- BRIEF -
All of the entries below should be copied exactly as they appear.

Element data from apps and pages:

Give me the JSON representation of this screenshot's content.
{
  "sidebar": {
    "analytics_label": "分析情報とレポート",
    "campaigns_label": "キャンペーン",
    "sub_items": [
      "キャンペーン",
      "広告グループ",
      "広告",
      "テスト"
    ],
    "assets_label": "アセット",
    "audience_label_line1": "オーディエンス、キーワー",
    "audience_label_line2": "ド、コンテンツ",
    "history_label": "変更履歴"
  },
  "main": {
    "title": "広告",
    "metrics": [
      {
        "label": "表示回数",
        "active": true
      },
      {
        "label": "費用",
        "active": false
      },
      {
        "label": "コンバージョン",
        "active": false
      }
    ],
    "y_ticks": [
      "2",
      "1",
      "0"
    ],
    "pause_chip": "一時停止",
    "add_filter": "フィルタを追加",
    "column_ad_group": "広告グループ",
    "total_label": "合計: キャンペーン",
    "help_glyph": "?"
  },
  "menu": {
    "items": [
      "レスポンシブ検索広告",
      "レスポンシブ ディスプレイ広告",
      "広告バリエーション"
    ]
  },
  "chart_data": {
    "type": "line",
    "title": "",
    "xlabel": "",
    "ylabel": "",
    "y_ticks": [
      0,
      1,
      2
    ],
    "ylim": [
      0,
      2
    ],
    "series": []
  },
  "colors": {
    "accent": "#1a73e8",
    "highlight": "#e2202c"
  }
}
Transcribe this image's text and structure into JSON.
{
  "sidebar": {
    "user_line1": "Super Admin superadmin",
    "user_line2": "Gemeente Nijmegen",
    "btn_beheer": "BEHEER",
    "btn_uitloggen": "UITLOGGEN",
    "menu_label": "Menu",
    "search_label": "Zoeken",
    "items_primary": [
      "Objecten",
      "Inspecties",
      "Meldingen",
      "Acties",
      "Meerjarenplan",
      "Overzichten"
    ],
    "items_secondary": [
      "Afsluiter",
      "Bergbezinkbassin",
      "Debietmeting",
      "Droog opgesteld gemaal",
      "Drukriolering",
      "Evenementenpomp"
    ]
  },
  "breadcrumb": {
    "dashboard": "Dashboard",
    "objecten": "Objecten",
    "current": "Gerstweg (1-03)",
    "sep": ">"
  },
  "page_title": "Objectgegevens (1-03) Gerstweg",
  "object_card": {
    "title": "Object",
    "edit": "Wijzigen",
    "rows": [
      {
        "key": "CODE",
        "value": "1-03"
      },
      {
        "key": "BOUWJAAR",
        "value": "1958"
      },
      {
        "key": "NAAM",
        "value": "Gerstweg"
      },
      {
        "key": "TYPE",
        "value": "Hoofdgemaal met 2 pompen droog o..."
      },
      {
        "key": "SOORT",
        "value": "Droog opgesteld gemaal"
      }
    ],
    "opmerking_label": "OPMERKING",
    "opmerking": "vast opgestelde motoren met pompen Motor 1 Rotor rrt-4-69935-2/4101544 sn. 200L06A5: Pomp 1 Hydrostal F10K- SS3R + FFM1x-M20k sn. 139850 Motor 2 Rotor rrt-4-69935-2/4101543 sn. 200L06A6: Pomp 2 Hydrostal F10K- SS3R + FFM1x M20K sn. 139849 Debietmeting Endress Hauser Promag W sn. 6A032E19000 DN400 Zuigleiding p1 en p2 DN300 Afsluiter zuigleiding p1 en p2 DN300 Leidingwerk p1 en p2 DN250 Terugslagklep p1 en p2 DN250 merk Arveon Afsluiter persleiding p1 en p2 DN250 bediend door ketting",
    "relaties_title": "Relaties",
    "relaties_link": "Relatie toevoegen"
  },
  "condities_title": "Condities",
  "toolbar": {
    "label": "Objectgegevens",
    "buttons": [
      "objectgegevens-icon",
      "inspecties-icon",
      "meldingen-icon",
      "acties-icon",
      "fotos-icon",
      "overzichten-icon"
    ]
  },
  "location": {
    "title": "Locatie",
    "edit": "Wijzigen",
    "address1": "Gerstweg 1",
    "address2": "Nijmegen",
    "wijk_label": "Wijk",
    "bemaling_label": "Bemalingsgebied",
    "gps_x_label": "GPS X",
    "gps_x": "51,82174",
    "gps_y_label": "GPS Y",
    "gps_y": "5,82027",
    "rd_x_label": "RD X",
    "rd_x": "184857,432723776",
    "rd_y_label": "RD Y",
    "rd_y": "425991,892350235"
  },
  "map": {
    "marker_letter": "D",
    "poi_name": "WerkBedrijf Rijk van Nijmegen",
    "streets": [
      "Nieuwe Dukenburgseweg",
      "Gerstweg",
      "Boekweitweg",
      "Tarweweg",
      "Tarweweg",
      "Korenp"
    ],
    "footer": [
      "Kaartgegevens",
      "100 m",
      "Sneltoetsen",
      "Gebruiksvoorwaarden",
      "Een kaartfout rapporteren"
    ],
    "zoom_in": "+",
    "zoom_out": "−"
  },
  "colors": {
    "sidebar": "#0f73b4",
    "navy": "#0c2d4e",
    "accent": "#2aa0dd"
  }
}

- SOLUTION TO THIS EXERCISE -
Give me the JSON representation of this screenshot's content.
{
  "sidebar": {
    "analytics_label": "分析情報とレポート",
    "campaigns_label": "キャンペーン",
    "sub_items": [
      "キャンペーン",
      "広告グループ",
      "広告",
      "テスト"
    ],
    "assets_label": "アセット",
    "audience_label_line1": "オーディエンス、キーワー",
    "audience_label_line2": "ド、コンテンツ",
    "history_label": "変更履歴"
  },
  "main": {
    "title": "広告",
    "metrics": [
      {
        "label": "表示回数",
        "active": true
      },
      {
        "label": "費用",
        "active": false
      },
      {
        "label": "コンバージョン",
        "active": false
      }
    ],
    "y_ticks": [
      "2",
      "1",
      "0"
    ],
    "pause_chip": "一時停止",
    "add_filter": "フィルタを追加",
    "column_ad_group": "広告グループ",
    "total_label": "合計: キャンペーン",
    "help_glyph": "?"
  },
  "menu": {
    "items": [
      "レスポンシブ検索広告",
      "レスポンシブ ディスプレイ広告",
      "広告バリエーション"
    ]
  },
  "chart_data": {
    "type": "line",
    "title": "",
    "xlabel": "",
    "ylabel": "",
    "y_ticks": [
      0,
      1,
      2
    ],
    "ylim": [
      0,
      2
    ],
    "series": []
  },
  "colors": {
    "accent": "#1a73e8",
    "highlight": "#e2202c"
  }
}
Transcribe this image's text and structure into JSON.
{
  "sidebar": {
    "user_line1": "Super Admin superadmin",
    "user_line2": "Gemeente Nijmegen",
    "btn_beheer": "BEHEER",
    "btn_uitloggen": "UITLOGGEN",
    "menu_label": "Menu",
    "search_label": "Zoeken",
    "items_primary": [
      "Objecten",
      "Inspecties",
      "Meldingen",
      "Acties",
      "Meerjarenplan",
      "Overzichten"
    ],
    "items_secondary": [
      "Afsluiter",
      "Bergbezinkbassin",
      "Debietmeting",
      "Droog opgesteld gemaal",
      "Drukriolering",
      "Evenementenpomp"
    ]
  },
  "breadcrumb": {
    "dashboard": "Dashboard",
    "objecten": "Objecten",
    "current": "Gerstweg (1-03)",
    "sep": ">"
  },
  "page_title": "Objectgegevens (1-03) Gerstweg",
  "object_card": {
    "title": "Object",
    "edit": "Wijzigen",
    "rows": [
      {
        "key": "CODE",
        "value": "1-03"
      },
      {
        "key": "BOUWJAAR",
        "value": "1958"
      },
      {
        "key": "NAAM",
        "value": "Gerstweg"
      },
      {
        "key": "TYPE",
        "value": "Hoofdgemaal met 2 pompen droog o..."
      },
      {
        "key": "SOORT",
        "value": "Droog opgesteld gemaal"
      }
    ],
    "opmerking_label": "OPMERKING",
    "opmerking": "vast opgestelde motoren met pompen Motor 1 Rotor rrt-4-69935-2/4101544 sn. 200L06A5: Pomp 1 Hydrostal F10K- SS3R + FFM1x-M20k sn. 139850 Motor 2 Rotor rrt-4-69935-2/4101543 sn. 200L06A6: Pomp 2 Hydrostal F10K- SS3R + FFM1x M20K sn. 139849 Debietmeting Endress Hauser Promag W sn. 6A032E19000 DN400 Zuigleiding p1 en p2 DN300 Afsluiter zuigleiding p1 en p2 DN300 Leidingwerk p1 en p2 DN250 Terugslagklep p1 en p2 DN250 merk Arveon Afsluiter persleiding p1 en p2 DN250 bediend door ketting",
    "relaties_title": "Relaties",
    "relaties_link": "Relatie toevoegen"
  },
  "condities_title": "Condities",
  "toolbar": {
    "label": "Objectgegevens",
    "buttons": [
      "objectgegevens-icon",
      "inspecties-icon",
      "meldingen-icon",
      "acties-icon",
      "fotos-icon",
      "overzichten-icon"
    ]
  },
  "location": {
    "title": "Locatie",
    "edit": "Wijzigen",
    "address1": "Gerstweg 1",
    "address2": "Nijmegen",
    "wijk_label": "Wijk",
    "bemaling_label": "Bemalingsgebied",
    "gps_x_label": "GPS X",
    "gps_x": "51,82174",
    "gps_y_label": "GPS Y",
    "gps_y": "5,82027",
    "rd_x_label": "RD X",
    "rd_x": "184857,432723776",
    "rd_y_label": "RD Y",
    "rd_y": "425991,892350235"
  },
  "map": {
    "marker_letter": "D",
    "poi_name": "WerkBedrijf Rijk van Nijmegen",
    "streets": [
      "Nieuwe Dukenburgseweg",
      "Gerstweg",
      "Boekweitweg",
      "Tarweweg",
      "Tarweweg",
      "Korenp"
    ],
    "footer": [
      "Kaartgegevens",
      "100 m",
      "Sneltoetsen",
      "Gebruiksvoorwaarden",
      "Een kaartfout rapporteren"
    ],
    "zoom_in": "+",
    "zoom_out": "−"
  },
  "colors": {
    "sidebar": "#0f73b4",
    "navy": "#0c2d4e",
    "accent": "#2aa0dd"
  }
}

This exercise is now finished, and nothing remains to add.